The final years

It’s not the most pleasant question to think about, but at some point it must be addressed: How do you want to spend your final years of life? To the extent that we have any control over our life span, as we grow older, we come closer to death. So, really — how do you want to spend those final years? And, as an LGBTQ person, how to find caretakers and a place where you are accepted for who you are?

These were some of the issues that came up at the LGBTQ Aging Summit in Harrisburg earlier this week, and they are urgent. Pennsylvania has more than 2- million residents aged 65 and older; of them, an estimated 150,000 identify as LGBTQ. No statewide protections exist to prevent or adequately deal with LGBTQ discrimination, including among the elderly.

A loss of physical and mental autonomy among elders raises the question of who will care for them. Will they be tolerant? Trained in the needs of LGBTQ people? As the Philadelphia-based Elder Initiative points out, social isolation is far more prevalent in the older LGBTQ community for a couple of reasons: These seniors are less likely to have children and a supportive extended-family network, and they have probably experienced discrimination and hostility while seeking healthcare. The latter drives them to avoid encounters with non-LGBTQ providers. 

Representatives from state agencies attending the summit overtly acknowledged the gaps in care available to this wave of aging citizens. The impetus is also on the community to continue to drive the agenda that elderly people, LGBTQ in particular, are a priority and require humane, attentive care in their final years.
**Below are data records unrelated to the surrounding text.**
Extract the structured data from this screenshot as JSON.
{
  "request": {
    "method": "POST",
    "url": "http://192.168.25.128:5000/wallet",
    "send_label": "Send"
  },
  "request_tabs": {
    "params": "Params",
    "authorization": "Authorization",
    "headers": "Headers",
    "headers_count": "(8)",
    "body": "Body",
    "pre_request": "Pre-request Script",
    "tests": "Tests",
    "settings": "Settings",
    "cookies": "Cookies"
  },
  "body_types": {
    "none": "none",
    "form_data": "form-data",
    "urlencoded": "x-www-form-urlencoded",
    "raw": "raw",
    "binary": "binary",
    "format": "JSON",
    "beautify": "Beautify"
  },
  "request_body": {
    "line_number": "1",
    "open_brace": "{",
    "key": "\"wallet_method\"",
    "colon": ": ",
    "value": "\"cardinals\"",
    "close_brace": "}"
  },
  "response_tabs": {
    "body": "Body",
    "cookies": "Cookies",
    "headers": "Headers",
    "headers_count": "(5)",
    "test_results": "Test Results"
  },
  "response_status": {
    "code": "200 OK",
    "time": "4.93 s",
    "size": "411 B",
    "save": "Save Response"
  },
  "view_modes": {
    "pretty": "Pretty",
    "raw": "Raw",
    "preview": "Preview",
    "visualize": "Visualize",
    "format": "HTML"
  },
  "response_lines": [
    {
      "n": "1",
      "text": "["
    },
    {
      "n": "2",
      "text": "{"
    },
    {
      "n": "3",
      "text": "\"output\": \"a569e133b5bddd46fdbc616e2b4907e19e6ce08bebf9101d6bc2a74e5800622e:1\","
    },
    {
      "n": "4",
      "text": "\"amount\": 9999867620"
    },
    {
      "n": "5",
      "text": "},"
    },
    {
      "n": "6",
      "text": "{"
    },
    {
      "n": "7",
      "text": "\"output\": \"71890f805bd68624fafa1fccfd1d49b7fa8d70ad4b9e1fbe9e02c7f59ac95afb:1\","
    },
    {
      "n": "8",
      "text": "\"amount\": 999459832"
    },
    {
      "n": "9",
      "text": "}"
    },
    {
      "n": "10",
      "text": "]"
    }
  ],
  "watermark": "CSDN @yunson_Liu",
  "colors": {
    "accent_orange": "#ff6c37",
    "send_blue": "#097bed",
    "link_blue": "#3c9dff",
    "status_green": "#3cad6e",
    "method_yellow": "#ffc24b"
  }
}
We carefully plan so many aspects of our lives with the notable exception of our exit from it. And yet, as we age, despite financial and socioeconomic status, we will all need some sort of outside assistance. It is incumbent upon the state to utilize our taxes to ensure a good quality of life for all until the end.

After all, one of the signs of a society’s progress is reflected in how we treat the most vulnerable.